I’m not sure why this posture appeals. Something to do with the range of body movements the bike provokes when out of the saddle.
I have already decided that for an artist, two wheels provide one of the most successful presentational devices for the human body ever invented.
And the wheeler out of the saddle, standing tall, is an exciting figure.
I put this to Bree who I saw as having the line I was looking for. You glimpsed her in the green dress above.
Would she ride out of the saddle?
Not to say that Bree didn’t present a fabulous line just wheeling along, saddle bound. She clearly did as you see here.
I caught that too. But out of the saddle is more alive, more exciting as an image, I find.
Bree agreed to ride like that. We found the tiniest of rises and she powered up the incline two or three times.
Here’s another angle, head on.
Yes, Bree was indeed riding to order and giving me images I will use in Lino cuts later on, not the usual documentarian stance on my part.
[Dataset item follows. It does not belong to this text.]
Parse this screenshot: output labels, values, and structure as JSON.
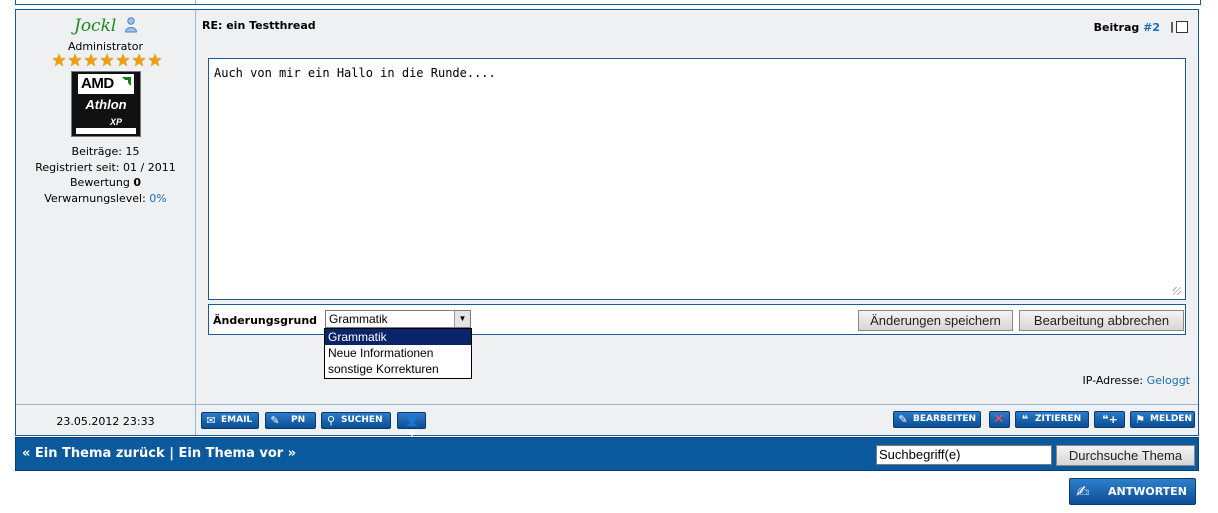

But just to show you that Glamour Plus is not all coming from the hands of such fabricators, here is a woman wheeler we spotted on the outskirts of Freo and photographed in the true fly on the road manner.
(Freo, that’s Fremantle to the uninitiated, spelled with only one “e” to my (and google’s) surprise.)
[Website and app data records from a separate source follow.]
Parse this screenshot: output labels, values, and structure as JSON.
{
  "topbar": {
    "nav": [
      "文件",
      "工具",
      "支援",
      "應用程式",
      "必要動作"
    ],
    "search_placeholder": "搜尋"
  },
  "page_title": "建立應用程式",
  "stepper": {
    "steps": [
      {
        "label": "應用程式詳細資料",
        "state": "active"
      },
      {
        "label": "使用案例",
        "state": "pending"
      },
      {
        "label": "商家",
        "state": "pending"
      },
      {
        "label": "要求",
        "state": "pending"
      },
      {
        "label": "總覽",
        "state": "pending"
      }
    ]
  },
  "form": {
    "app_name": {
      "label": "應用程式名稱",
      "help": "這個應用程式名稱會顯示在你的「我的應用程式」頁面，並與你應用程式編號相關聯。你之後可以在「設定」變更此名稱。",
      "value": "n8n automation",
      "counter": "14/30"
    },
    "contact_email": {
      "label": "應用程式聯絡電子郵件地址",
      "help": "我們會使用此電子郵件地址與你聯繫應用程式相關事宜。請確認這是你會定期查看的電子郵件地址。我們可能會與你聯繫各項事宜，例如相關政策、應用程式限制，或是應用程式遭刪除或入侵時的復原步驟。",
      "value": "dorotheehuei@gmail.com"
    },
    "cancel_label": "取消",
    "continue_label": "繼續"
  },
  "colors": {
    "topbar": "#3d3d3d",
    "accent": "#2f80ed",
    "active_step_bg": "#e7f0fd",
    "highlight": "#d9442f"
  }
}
She’s a wheeler who we stopped as we passed her by.
Jillian hopped out and made a good job of explaining our world view, our mission, and our crazy drive for sit up glamour….
All to find someone wheeling along as happy as she seemed to be. We never got her name. Maybe she’ll find herself here and leave a comment.
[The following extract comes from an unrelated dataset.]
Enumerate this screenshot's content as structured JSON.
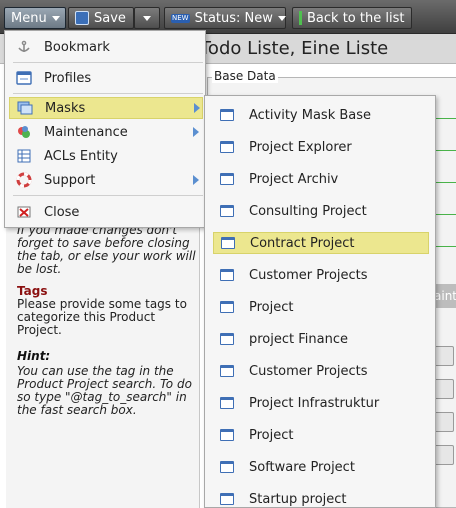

Have you heard of Cottlesloe beach?
That’s where my two guides, Jana and Jillian, took me at the end of a fabulous day.
I though that was all but, no, we had to stop on the way back to see the windows of a classy boutique featuring mannequins and sit ups.
No doubt about it, these bikes are, as they say in the trade; The Next Big thing!
Narrows bike counts.
Cyclist numbers plunged on the Narrows Bridge after 1992 helmet law enforcement but recovered from 1998 to 2003. Cyclist numbers then dipped for several years but have risen strongly in recent years partly because of soaring fuel prices and partly because more people are cycling illegally without a helmet. The inner city population trebled, petrol prices doubled and CBD employment surged over the 18 year period due to Western Australia’s booming resource economy.
In December 1991, 11,406 bikes were counted on the Narrows on weekends. In December 1992, it was down to 4526. By December 1993, it was 6507 and by December 1994 it was 6863.
This is down from a mean daily count of 1267 in December 1991 to a mean of 762 in December 1994… a reduction of approximately 40%.
In December 1991, 35,122 cyclists were counted on the Narrows on all days. In December 1992, it was down to 20,581. By December 1993, it was 29,506 and in December 1994 it was 27,216.
This is down from a mean daily count of 1132 in December 1991 to a mean of 877 in December 1994… a reduction of approximately 23%.
Cyclist survey figures before 1990 are scarce. However, these are the known statistics from random surveys:
* In a 12 hour survey in May 1976, 59 cyclists were counted on the Narrows and 100 cyclists were counted on the Causeway.
* In June 1979, 127 cyclists were counted on the Narrows over a 12 hour weekday period.
Note: It was illegal to ride a bike across the Narrows until the introduction of dual-use path legislation in 1981. Note also that cycle pathways adjoining the Narrows were completed in the 1980s and bike hire facilities are situated nearby. Both these latter issues may influence cyclist numbers on the Narrows.
* 1047 cyclists were counted on the Narrows during a 12 hour weekend survey in November 1984.
* 1763 cyclists were counted on the Narrows during a 12 hour weekend survey in August 1989.
* There were 839 cyclists on the Narrows during a 12 hour survey in September 1989.
* 1700 cyclists were recorded on the Narrows in a 12 hour period on a Sunday in September 1989.
* A maximum peak hour flow of 288 bikes per hour was recorded over the Narrows Bridge on Sunday 3.9.89 between 3pm and 4pm.
* Government departments calculate weekend cycling numbers on the Narrows grew by an average 11.4% per year between 1983 and 1989.